WHAT IS BEING ASKED: Write the records out exactly, so that no picture remains in the copy.

SOURCE MATERIAL:
......
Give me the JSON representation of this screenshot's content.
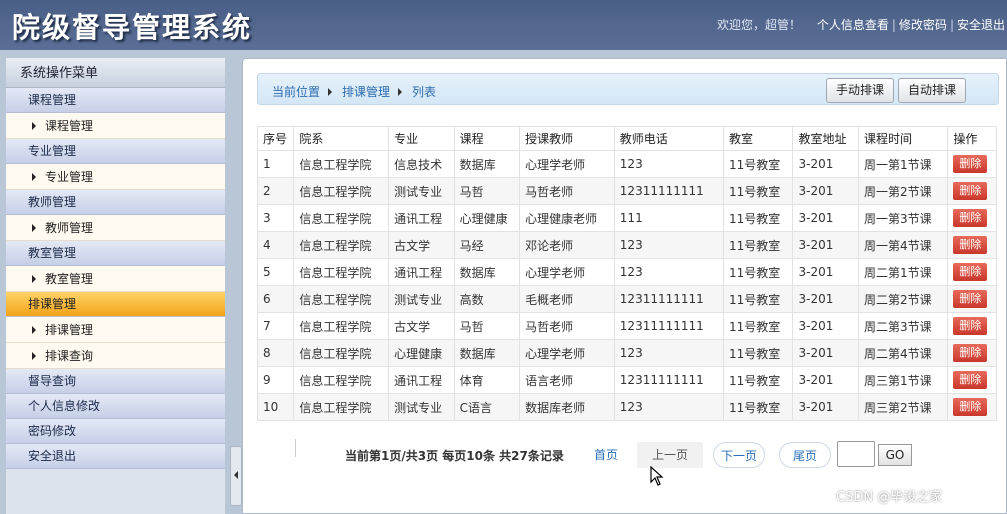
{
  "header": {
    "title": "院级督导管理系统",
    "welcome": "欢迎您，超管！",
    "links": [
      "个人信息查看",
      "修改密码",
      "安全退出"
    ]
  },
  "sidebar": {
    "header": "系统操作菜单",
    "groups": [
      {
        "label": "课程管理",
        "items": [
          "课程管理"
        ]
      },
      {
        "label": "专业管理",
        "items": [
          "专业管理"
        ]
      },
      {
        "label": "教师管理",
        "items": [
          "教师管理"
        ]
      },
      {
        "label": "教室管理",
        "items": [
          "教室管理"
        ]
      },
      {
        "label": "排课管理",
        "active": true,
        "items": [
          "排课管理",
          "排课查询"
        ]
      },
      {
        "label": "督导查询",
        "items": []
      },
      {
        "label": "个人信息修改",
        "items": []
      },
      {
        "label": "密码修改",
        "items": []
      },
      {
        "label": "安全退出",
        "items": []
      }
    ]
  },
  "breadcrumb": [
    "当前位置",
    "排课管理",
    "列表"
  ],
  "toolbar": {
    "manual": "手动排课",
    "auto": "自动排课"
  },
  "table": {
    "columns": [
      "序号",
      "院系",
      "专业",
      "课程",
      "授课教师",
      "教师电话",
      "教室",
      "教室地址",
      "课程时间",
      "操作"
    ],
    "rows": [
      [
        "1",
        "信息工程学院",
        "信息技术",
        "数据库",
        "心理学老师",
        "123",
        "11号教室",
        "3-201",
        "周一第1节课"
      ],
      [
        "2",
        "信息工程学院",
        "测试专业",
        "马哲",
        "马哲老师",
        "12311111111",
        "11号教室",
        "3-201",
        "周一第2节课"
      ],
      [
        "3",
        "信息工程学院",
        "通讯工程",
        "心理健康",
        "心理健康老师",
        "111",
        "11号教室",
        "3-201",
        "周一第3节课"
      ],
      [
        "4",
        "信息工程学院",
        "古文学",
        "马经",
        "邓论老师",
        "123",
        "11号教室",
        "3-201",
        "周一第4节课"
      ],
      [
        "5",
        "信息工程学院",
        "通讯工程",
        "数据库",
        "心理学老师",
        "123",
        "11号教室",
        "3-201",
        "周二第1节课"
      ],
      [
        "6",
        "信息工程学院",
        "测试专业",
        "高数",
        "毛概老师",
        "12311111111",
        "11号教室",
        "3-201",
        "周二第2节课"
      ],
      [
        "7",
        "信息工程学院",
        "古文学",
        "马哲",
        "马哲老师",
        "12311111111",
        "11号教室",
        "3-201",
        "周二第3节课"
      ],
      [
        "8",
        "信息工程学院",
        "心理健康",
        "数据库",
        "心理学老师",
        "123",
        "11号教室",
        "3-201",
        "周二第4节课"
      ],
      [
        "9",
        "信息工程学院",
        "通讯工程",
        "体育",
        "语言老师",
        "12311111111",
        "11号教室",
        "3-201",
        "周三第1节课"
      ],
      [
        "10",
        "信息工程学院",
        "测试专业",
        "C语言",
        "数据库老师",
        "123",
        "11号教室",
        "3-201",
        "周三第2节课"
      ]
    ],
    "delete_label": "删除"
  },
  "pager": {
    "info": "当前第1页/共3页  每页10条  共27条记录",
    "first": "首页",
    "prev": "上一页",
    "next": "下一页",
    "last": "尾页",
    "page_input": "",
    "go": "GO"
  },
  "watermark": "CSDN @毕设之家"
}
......
ANSWER BOX:
Give me the JSON representation of this screenshot's content.
{
  "header": {
    "title": "院级督导管理系统",
    "welcome": "欢迎您，超管！",
    "links": [
      "个人信息查看",
      "修改密码",
      "安全退出"
    ]
  },
  "sidebar": {
    "header": "系统操作菜单",
    "groups": [
      {
        "label": "课程管理",
        "items": [
          "课程管理"
        ]
      },
      {
        "label": "专业管理",
        "items": [
          "专业管理"
        ]
      },
      {
        "label": "教师管理",
        "items": [
          "教师管理"
        ]
      },
      {
        "label": "教室管理",
        "items": [
          "教室管理"
        ]
      },
      {
        "label": "排课管理",
        "active": true,
        "items": [
          "排课管理",
          "排课查询"
        ]
      },
      {
        "label": "督导查询",
        "items": []
      },
      {
        "label": "个人信息修改",
        "items": []
      },
      {
        "label": "密码修改",
        "items": []
      },
      {
        "label": "安全退出",
        "items": []
      }
    ]
  },
  "breadcrumb": [
    "当前位置",
    "排课管理",
    "列表"
  ],
  "toolbar": {
    "manual": "手动排课",
    "auto": "自动排课"
  },
  "table": {
    "columns": [
      "序号",
      "院系",
      "专业",
      "课程",
      "授课教师",
      "教师电话",
      "教室",
      "教室地址",
      "课程时间",
      "操作"
    ],
    "rows": [
      [
        "1",
        "信息工程学院",
        "信息技术",
        "数据库",
        "心理学老师",
        "123",
        "11号教室",
        "3-201",
        "周一第1节课"
      ],
      [
        "2",
        "信息工程学院",
        "测试专业",
        "马哲",
        "马哲老师",
        "12311111111",
        "11号教室",
        "3-201",
        "周一第2节课"
      ],
      [
        "3",
        "信息工程学院",
        "通讯工程",
        "心理健康",
        "心理健康老师",
        "111",
        "11号教室",
        "3-201",
        "周一第3节课"
      ],
      [
        "4",
        "信息工程学院",
        "古文学",
        "马经",
        "邓论老师",
        "123",
        "11号教室",
        "3-201",
        "周一第4节课"
      ],
      [
        "5",
        "信息工程学院",
        "通讯工程",
        "数据库",
        "心理学老师",
        "123",
        "11号教室",
        "3-201",
        "周二第1节课"
      ],
      [
        "6",
        "信息工程学院",
        "测试专业",
        "高数",
        "毛概老师",
        "12311111111",
        "11号教室",
        "3-201",
        "周二第2节课"
      ],
      [
        "7",
        "信息工程学院",
        "古文学",
        "马哲",
        "马哲老师",
        "12311111111",
        "11号教室",
        "3-201",
        "周二第3节课"
      ],
      [
        "8",
        "信息工程学院",
        "心理健康",
        "数据库",
        "心理学老师",
        "123",
        "11号教室",
        "3-201",
        "周二第4节课"
      ],
      [
        "9",
        "信息工程学院",
        "通讯工程",
        "体育",
        "语言老师",
        "12311111111",
        "11号教室",
        "3-201",
        "周三第1节课"
      ],
      [
        "10",
        "信息工程学院",
        "测试专业",
        "C语言",
        "数据库老师",
        "123",
        "11号教室",
        "3-201",
        "周三第2节课"
      ]
    ],
    "delete_label": "删除"
  },
  "pager": {
    "info": "当前第1页/共3页  每页10条  共27条记录",
    "first": "首页",
    "prev": "上一页",
    "next": "下一页",
    "last": "尾页",
    "page_input": "",
    "go": "GO"
  },
  "watermark": "CSDN @毕设之家"
}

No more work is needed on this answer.